▶ _Exercise instructions_: Which of the lines below hold "duration"? Please return each one.
Exercise input Start Marker
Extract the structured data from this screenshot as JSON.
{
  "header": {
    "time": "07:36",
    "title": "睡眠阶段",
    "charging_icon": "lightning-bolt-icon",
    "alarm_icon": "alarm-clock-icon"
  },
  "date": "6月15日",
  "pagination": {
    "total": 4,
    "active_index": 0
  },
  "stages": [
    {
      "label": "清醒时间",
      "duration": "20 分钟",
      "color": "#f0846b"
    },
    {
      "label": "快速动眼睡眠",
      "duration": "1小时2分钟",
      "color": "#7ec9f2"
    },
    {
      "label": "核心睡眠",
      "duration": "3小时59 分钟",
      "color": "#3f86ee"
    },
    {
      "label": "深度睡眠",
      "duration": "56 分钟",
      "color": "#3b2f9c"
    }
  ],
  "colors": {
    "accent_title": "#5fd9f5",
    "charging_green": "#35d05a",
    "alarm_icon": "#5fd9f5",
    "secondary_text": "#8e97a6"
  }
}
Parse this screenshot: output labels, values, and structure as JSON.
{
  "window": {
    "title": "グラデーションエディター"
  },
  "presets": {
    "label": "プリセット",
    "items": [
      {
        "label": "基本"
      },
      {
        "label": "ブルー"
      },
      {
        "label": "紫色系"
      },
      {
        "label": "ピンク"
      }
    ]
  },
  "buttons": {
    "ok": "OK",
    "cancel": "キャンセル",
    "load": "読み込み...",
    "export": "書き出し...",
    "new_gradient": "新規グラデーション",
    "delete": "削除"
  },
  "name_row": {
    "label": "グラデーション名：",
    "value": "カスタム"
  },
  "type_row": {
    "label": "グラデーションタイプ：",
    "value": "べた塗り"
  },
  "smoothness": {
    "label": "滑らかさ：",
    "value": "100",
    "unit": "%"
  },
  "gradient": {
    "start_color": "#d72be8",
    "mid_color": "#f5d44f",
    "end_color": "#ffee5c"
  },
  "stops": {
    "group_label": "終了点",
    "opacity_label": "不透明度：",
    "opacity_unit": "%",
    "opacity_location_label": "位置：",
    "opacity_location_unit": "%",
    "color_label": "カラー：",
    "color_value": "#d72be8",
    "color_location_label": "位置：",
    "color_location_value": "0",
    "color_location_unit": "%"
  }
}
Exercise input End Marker
▶ _Answer to the exercise_:
      "duration": "20 分钟",
      "duration": "1小时2分钟",
      "duration": "3小时59 分钟",
      "duration": "56 分钟",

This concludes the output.